◆ TASK DESCRIPTION
In your reply, reproduce every line of the data without any alteration.

#### MATERIAL FOR THIS EXERCISE ####

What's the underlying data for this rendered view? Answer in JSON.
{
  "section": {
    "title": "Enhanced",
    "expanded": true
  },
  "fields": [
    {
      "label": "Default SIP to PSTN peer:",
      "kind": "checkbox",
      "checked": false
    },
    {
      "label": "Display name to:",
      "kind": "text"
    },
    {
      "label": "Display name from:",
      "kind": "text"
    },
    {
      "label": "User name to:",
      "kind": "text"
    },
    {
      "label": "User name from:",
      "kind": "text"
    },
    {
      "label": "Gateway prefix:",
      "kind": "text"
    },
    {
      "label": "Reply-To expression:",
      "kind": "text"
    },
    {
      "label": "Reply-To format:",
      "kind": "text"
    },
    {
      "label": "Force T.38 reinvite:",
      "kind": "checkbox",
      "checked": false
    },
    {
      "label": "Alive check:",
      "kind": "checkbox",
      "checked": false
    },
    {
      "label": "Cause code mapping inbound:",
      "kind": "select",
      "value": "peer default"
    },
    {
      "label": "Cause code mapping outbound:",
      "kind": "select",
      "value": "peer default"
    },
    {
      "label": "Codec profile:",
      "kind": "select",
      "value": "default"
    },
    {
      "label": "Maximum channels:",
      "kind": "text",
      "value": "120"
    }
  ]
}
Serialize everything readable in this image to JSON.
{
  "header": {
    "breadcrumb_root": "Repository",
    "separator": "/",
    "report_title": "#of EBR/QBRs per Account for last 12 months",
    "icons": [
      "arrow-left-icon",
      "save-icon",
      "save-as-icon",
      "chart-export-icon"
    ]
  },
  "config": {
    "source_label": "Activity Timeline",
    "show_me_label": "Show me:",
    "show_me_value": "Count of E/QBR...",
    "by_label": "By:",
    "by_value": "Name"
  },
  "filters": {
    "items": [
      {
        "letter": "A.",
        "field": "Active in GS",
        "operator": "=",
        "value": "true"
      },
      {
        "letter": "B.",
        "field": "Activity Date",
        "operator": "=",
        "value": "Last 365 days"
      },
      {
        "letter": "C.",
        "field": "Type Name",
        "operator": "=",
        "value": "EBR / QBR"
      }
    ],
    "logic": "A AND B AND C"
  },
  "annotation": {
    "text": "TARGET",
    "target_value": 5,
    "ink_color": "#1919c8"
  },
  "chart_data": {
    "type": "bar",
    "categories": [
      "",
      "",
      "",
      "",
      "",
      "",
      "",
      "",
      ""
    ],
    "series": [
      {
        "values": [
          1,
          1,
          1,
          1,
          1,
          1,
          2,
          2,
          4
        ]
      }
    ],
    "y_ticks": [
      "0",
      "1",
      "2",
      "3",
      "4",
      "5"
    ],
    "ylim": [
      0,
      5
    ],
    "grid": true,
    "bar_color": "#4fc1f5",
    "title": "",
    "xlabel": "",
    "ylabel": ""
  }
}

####

◆ TASK RESPONSE
What's the underlying data for this rendered view? Answer in JSON.
{
  "section": {
    "title": "Enhanced",
    "expanded": true
  },
  "fields": [
    {
      "label": "Default SIP to PSTN peer:",
      "kind": "checkbox",
      "checked": false
    },
    {
      "label": "Display name to:",
      "kind": "text"
    },
    {
      "label": "Display name from:",
      "kind": "text"
    },
    {
      "label": "User name to:",
      "kind": "text"
    },
    {
      "label": "User name from:",
      "kind": "text"
    },
    {
      "label": "Gateway prefix:",
      "kind": "text"
    },
    {
      "label": "Reply-To expression:",
      "kind": "text"
    },
    {
      "label": "Reply-To format:",
      "kind": "text"
    },
    {
      "label": "Force T.38 reinvite:",
      "kind": "checkbox",
      "checked": false
    },
    {
      "label": "Alive check:",
      "kind": "checkbox",
      "checked": false
    },
    {
      "label": "Cause code mapping inbound:",
      "kind": "select",
      "value": "peer default"
    },
    {
      "label": "Cause code mapping outbound:",
      "kind": "select",
      "value": "peer default"
    },
    {
      "label": "Codec profile:",
      "kind": "select",
      "value": "default"
    },
    {
      "label": "Maximum channels:",
      "kind": "text",
      "value": "120"
    }
  ]
}
Serialize everything readable in this image to JSON.
{
  "header": {
    "breadcrumb_root": "Repository",
    "separator": "/",
    "report_title": "#of EBR/QBRs per Account for last 12 months",
    "icons": [
      "arrow-left-icon",
      "save-icon",
      "save-as-icon",
      "chart-export-icon"
    ]
  },
  "config": {
    "source_label": "Activity Timeline",
    "show_me_label": "Show me:",
    "show_me_value": "Count of E/QBR...",
    "by_label": "By:",
    "by_value": "Name"
  },
  "filters": {
    "items": [
      {
        "letter": "A.",
        "field": "Active in GS",
        "operator": "=",
        "value": "true"
      },
      {
        "letter": "B.",
        "field": "Activity Date",
        "operator": "=",
        "value": "Last 365 days"
      },
      {
        "letter": "C.",
        "field": "Type Name",
        "operator": "=",
        "value": "EBR / QBR"
      }
    ],
    "logic": "A AND B AND C"
  },
  "annotation": {
    "text": "TARGET",
    "target_value": 5,
    "ink_color": "#1919c8"
  },
  "chart_data": {
    "type": "bar",
    "categories": [
      "",
      "",
      "",
      "",
      "",
      "",
      "",
      "",
      ""
    ],
    "series": [
      {
        "values": [
          1,
          1,
          1,
          1,
          1,
          1,
          2,
          2,
          4
        ]
      }
    ],
    "y_ticks": [
      "0",
      "1",
      "2",
      "3",
      "4",
      "5"
    ],
    "ylim": [
      0,
      5
    ],
    "grid": true,
    "bar_color": "#4fc1f5",
    "title": "",
    "xlabel": "",
    "ylabel": ""
  }
}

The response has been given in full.